I had a severe bunion operated on last year but it came back. After all the time it took to heal, I’m very disappointed. Does this happen very often?



There’s always a risk of recurrence with reconstruction of the foot for hallux valgus (bunions). Some procedures are riskier than others. It may depend on the extent of the operation and the condition of the bone.

Patients with osteopenia (low bone mass) or osteoporosis (brittle bones) may have a delayed healing. This can compromise the operation, especially if pins or screws (fixation) are used to hold the bone in place.

Movement between bones can occur even with fixation. This can delay and even prevent healing from taking place. Older adults (over 60 years of age) tend to have more problems than younger patients. Other complications can include infection, joint stiffness, and joint arthritis.

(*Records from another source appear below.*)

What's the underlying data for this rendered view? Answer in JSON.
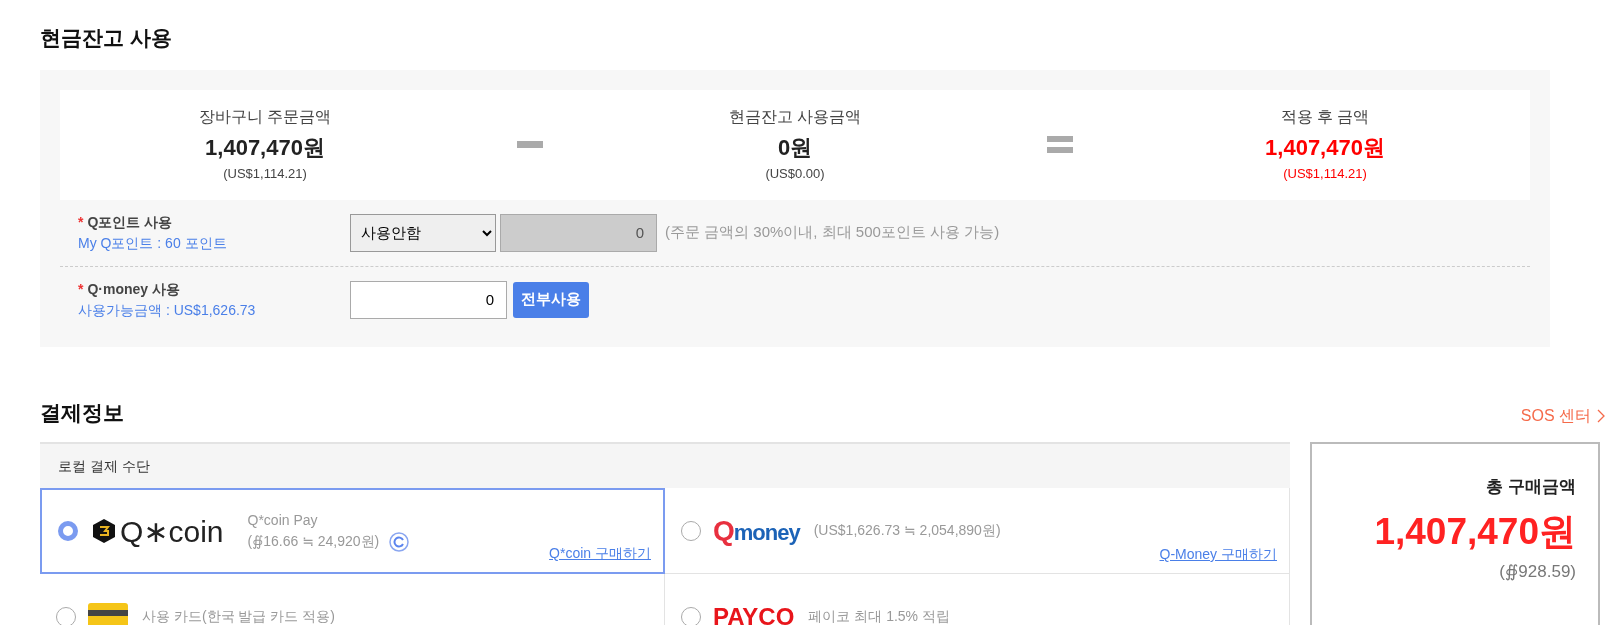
{
  "cash_balance": {
    "title": "현금잔고 사용",
    "summary": [
      {
        "kind": "amount",
        "label": "장바구니 주문금액",
        "amount": "1,407,470원",
        "usd": "(US$1,114.21)",
        "highlight": false
      },
      {
        "kind": "minus"
      },
      {
        "kind": "amount",
        "label": "현금잔고 사용금액",
        "amount": "0원",
        "usd": "(US$0.00)",
        "highlight": false
      },
      {
        "kind": "equals"
      },
      {
        "kind": "amount",
        "label": "적용 후 금액",
        "amount": "1,407,470원",
        "usd": "(US$1,114.21)",
        "highlight": true
      }
    ],
    "q_point": {
      "required_mark": "*",
      "label": "Q포인트 사용",
      "sub": "My Q포인트 : 60 포인트",
      "select_value": "사용안함",
      "value": "0",
      "disabled": true,
      "note": "(주문 금액의 30%이내, 최대 500포인트 사용 가능)"
    },
    "q_money": {
      "required_mark": "*",
      "label": "Q·money 사용",
      "sub": "사용가능금액 : US$1,626.73",
      "value": "0",
      "disabled": false,
      "button": "전부사용"
    }
  },
  "payment": {
    "title": "결제정보",
    "sos": "SOS 센터",
    "local_header": "로컬 결제 수단",
    "methods": [
      {
        "kind": "qcoin",
        "selected": true,
        "logo": "Q∗coin",
        "name": "Q*coin Pay",
        "detail": "(∯16.66 ≒ 24,920원)",
        "link": "Q*coin 구매하기"
      },
      {
        "kind": "qmoney",
        "selected": false,
        "logo_mark": "Q",
        "logo": "money",
        "detail": "(US$1,626.73 ≒ 2,054,890원)",
        "link": "Q-Money 구매하기"
      },
      {
        "kind": "card",
        "selected": false,
        "name": "사용 카드(한국 발급 카드 적용)"
      },
      {
        "kind": "payco",
        "selected": false,
        "logo": "PAYCO",
        "name": "페이코 최대 1.5% 적립"
      }
    ],
    "total": {
      "label": "총 구매금액",
      "amount": "1,407,470원",
      "sub": "(∯928.59)"
    }
  }
}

Because of some of the problems that occur with corrective hallux valgus surgery, current procedures are being changed or modified. Fewer surgeons are doing the operation from underneath the foot. They are using an incision from the side of the foot instead. Malunion is less likely to occur with this approach.

Some patients just aren’t good candidates for this surgery. Severe arthritis of the first toe joints and severe foot instability may be two reasons conservative care is used instead of operative care.

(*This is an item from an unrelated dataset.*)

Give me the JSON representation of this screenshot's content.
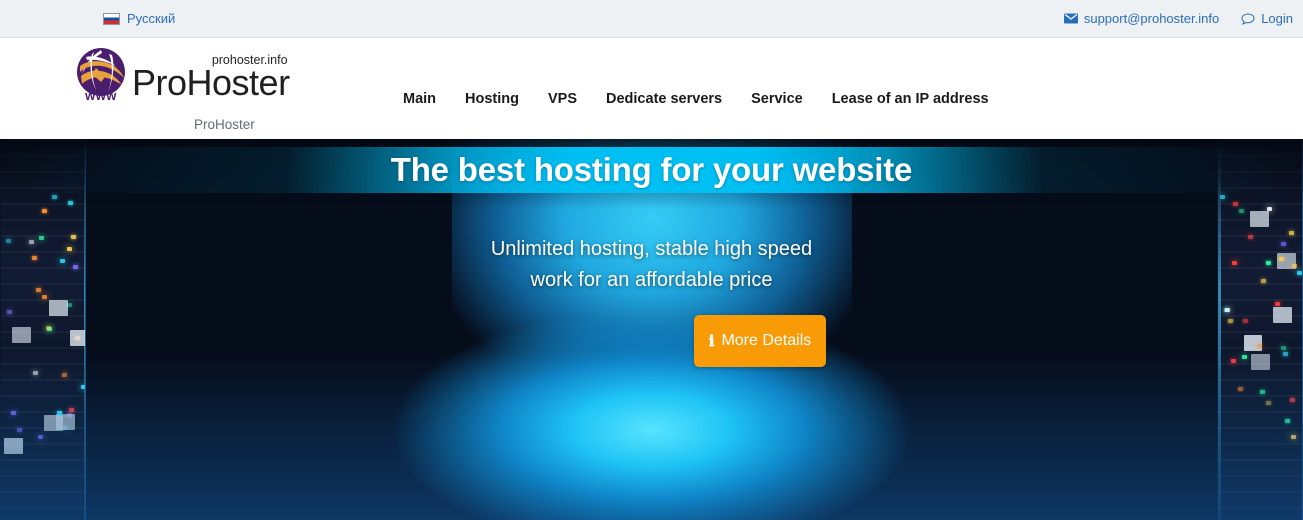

It’s possible there is a simple solution to your failed surgery. A revision (second) operation may be able to correct the problem. Ask your surgeon what (if any) are your options at this point.